I tried to teach myself front-end web development through various online resources,  but I wasn’t making the progress I wanted.

She decided instead to enrol on a part-time Full Stack Web Developer Bootcamp, which she’s doing online with HyperionDev. 

Web development is not her first career. Many people start working in one field only to find themselves changing careers to something completely different – for example, from restaurant owner to doctor, or from marketing specialist to web developer. So too with Talitha who has tried a number of different careers. She says:


I have a background in aviation. I worked for Mango Airline, rotating between Check-in, Cabin Crew and Call Center departments. I was then recruited by Qatar Airways, but I became homesick. When I returned to South Africa, I started working as an au-pair, which is what I am currently doing.

Talitha is motivated to embark on her career change for two reasons. Firstly, she wants to earn a better salary and secondly, she’s keen to do stimulating and meaningful work, potentially at a non-government organisation or in her community. But currently, Talitha is really enjoying her web development course. Here’s what she says:


There’s nothing better than proving myself wrong – I look at something that seems beyond me and then I find a way of working it out. I love it when my code works! I also really like that idea that programming is only becoming more powerful, in the sense that it can be used to make people feel and think and ultimately change their lives through their user experiences.


Talitha recommends taking a bootcamp to acquire “industry-ready knowledge and know-how”. However, if you’re considering whether to study coding on your own or via an online course, consider the following five questions, via Course Report:

  • Do you have prior coding experience? Those with a computer science background or a knowledge of programming will find it easier to fly solo and teach themselves another language. If your knowledge is fairly minimal, you’ll learn quicker with a coding bootcamp.
  • Will you be able to set up your own curriculum? If you don’t have a mentor, you’ll need to decide what you should and shouldn’t be learning. This can be tricky for new learners in coding.
  • What is your learning style? In the past when you’ve given yourself a project or a self-study, have you finished and stayed motivated? MOOCs (or “massive online open courses”) tend to have less than a 15% completion rate.
  • What are your time and commitment pressures? The chances are that it will take you longer if you’re doing it by yourself. It’s a matter of calculating how much it will cost you (e.g. lost salary) to take longer to qualify.
  • Is a network of fellow programmers important to you? Do you have a group of people you can consult for basic support and future job opportunities? If not, a mentor-guided online experience will help set you up with your fellow classmates who will be of use to you in your coding career.

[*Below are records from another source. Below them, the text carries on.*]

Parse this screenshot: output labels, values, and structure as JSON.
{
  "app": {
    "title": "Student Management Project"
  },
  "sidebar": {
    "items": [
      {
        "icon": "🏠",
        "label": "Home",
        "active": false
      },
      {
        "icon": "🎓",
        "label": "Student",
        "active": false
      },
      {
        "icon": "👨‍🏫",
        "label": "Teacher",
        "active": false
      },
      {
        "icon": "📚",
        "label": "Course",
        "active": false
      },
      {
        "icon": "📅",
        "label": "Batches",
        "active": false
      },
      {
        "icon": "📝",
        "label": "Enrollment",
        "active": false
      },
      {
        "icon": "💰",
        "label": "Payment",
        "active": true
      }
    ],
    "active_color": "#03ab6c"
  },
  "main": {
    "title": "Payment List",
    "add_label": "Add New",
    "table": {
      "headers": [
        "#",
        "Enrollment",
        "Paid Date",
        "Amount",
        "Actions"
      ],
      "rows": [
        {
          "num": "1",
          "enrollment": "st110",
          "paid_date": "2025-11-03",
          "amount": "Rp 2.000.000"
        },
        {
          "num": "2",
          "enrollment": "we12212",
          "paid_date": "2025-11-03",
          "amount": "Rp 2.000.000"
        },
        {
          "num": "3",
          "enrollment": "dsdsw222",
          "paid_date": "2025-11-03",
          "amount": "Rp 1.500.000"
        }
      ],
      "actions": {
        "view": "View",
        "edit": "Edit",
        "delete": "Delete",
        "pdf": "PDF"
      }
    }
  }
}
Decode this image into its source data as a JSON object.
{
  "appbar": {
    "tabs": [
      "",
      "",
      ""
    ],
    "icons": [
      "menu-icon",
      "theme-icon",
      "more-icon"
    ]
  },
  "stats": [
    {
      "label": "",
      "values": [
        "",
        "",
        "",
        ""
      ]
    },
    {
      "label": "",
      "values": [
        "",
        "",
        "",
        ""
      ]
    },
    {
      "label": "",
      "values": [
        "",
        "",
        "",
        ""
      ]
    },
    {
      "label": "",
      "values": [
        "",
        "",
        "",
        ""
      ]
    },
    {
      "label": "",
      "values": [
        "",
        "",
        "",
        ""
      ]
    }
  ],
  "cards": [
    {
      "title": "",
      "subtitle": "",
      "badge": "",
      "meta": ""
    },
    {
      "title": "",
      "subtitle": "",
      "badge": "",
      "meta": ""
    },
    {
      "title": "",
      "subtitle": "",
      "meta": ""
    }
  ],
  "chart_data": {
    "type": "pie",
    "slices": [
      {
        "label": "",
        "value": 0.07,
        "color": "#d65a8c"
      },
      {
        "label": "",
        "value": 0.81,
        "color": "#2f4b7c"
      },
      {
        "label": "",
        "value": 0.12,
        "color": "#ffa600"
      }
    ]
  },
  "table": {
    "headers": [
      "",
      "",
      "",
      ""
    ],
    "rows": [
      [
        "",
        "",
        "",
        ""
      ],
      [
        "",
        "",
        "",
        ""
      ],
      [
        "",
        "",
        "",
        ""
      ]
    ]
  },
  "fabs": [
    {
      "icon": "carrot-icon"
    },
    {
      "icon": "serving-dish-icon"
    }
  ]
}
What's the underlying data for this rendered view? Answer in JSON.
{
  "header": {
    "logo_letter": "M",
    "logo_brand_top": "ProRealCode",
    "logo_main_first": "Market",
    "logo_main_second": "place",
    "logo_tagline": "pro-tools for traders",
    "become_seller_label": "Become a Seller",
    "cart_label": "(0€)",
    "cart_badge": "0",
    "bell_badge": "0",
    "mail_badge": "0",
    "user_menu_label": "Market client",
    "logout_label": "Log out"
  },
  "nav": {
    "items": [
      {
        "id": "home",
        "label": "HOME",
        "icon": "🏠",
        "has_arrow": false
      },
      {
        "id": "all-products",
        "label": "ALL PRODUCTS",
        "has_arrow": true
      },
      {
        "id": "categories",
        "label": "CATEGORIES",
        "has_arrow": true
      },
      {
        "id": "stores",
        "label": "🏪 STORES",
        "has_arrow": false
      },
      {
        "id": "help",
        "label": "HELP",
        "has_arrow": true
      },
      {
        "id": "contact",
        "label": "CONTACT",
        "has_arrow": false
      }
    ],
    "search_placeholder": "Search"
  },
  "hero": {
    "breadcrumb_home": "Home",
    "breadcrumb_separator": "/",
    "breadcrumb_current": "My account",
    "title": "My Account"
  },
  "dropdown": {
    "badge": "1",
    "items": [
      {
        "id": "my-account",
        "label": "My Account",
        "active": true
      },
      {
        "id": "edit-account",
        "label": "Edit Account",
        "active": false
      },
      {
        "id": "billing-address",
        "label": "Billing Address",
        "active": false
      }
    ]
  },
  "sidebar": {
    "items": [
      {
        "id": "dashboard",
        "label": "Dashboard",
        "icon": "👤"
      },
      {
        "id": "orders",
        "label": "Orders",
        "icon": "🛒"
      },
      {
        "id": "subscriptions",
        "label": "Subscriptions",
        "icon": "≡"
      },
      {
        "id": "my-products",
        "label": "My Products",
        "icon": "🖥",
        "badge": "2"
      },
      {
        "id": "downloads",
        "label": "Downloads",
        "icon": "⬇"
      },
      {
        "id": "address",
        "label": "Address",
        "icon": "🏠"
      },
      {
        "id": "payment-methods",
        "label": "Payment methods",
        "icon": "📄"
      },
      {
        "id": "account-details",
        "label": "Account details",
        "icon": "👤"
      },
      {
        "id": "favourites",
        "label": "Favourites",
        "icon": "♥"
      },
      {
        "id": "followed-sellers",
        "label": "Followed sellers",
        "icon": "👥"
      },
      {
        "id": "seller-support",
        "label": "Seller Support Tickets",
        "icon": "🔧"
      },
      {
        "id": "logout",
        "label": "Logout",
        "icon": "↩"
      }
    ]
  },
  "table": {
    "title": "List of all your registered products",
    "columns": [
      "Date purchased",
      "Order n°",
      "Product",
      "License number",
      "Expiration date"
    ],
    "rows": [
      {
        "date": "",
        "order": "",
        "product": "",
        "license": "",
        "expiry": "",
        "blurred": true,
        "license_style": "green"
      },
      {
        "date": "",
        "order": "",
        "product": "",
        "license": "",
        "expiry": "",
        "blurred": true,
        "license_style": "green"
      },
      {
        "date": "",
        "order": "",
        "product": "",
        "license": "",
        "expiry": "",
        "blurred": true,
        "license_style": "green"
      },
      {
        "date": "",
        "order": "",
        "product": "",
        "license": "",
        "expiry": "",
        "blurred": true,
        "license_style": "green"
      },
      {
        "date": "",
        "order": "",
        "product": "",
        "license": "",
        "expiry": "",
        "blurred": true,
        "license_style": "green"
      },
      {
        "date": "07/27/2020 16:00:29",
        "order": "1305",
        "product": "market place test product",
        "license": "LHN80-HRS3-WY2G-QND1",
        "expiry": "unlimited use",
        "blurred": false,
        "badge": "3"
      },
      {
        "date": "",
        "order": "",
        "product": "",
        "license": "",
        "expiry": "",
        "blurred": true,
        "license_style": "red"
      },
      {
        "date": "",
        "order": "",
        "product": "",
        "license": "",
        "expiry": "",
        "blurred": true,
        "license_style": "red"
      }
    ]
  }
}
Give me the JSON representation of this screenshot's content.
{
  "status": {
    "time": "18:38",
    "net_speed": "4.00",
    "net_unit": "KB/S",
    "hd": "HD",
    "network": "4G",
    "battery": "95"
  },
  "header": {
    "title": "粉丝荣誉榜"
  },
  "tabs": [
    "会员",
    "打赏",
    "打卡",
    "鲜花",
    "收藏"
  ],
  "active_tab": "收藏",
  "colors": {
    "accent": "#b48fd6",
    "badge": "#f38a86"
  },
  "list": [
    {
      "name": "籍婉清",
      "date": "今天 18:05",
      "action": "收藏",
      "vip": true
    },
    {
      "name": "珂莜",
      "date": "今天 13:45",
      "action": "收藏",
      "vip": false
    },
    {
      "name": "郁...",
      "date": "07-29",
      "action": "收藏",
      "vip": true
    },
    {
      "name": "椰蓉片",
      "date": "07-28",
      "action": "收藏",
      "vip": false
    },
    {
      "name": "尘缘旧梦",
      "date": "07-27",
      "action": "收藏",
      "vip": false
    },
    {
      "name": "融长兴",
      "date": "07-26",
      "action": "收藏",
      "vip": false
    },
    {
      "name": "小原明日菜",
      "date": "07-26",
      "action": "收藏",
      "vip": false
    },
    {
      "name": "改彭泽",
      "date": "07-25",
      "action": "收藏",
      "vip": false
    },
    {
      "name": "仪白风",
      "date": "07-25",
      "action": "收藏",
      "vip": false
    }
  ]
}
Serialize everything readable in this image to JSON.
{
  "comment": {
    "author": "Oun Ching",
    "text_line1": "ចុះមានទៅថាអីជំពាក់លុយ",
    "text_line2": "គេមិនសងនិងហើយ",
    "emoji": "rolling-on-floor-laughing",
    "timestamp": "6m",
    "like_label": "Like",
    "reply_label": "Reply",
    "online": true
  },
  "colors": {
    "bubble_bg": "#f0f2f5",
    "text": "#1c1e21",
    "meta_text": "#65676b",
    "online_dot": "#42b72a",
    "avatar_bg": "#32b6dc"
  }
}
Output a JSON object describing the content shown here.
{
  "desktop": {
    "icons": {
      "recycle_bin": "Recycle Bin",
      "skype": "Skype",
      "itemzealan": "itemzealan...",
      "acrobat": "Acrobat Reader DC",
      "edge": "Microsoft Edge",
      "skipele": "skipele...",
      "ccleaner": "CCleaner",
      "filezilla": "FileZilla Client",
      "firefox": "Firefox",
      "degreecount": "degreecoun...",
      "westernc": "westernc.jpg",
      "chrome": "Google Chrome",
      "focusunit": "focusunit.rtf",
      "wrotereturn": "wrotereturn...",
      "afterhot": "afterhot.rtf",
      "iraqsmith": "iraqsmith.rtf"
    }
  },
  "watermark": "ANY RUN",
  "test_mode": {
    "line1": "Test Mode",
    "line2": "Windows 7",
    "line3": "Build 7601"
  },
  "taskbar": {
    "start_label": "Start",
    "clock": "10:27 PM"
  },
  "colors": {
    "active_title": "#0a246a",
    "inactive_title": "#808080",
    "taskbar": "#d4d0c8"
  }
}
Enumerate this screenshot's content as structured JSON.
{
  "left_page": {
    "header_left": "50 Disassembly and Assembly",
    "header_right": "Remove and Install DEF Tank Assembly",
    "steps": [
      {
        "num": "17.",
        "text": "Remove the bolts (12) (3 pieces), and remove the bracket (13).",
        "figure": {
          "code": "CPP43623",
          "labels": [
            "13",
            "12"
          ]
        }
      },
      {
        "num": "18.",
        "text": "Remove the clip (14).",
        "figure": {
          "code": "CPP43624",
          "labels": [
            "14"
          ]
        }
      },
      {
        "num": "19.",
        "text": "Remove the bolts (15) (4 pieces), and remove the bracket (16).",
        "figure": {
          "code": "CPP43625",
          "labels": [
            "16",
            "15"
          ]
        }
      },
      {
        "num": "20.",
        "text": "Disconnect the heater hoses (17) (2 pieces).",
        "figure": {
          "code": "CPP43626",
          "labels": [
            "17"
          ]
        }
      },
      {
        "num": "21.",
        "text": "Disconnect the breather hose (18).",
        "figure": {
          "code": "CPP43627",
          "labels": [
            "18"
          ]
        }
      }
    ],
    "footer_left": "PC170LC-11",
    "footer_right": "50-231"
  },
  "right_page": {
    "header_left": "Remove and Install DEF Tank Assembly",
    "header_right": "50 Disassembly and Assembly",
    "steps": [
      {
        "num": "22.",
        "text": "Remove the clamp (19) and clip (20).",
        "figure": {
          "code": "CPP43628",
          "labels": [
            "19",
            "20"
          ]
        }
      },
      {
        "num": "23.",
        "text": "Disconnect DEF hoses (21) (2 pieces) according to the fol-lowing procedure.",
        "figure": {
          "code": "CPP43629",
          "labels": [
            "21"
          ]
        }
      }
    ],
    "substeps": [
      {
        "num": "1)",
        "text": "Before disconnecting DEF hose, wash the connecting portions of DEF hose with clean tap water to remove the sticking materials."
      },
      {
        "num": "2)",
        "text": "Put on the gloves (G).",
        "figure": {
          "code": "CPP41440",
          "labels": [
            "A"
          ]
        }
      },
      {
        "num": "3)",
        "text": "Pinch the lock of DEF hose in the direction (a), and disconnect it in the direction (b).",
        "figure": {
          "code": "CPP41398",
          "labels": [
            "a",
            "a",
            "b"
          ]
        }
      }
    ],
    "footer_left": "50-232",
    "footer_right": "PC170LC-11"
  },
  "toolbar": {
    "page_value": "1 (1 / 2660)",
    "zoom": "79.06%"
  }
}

If you’re keen to learn coding via a course, HyperionDev offers online bootcamps in Full Stack Web Development, Data Science or Software Engineering. You can also trial one of these courses for free. If online learning is not your thing, you could join a face-to-face Web Developer or Software Engineering course in Cape Town or Johannesburg. Courses are offered on a part-time or full-time basis. Start your career change today.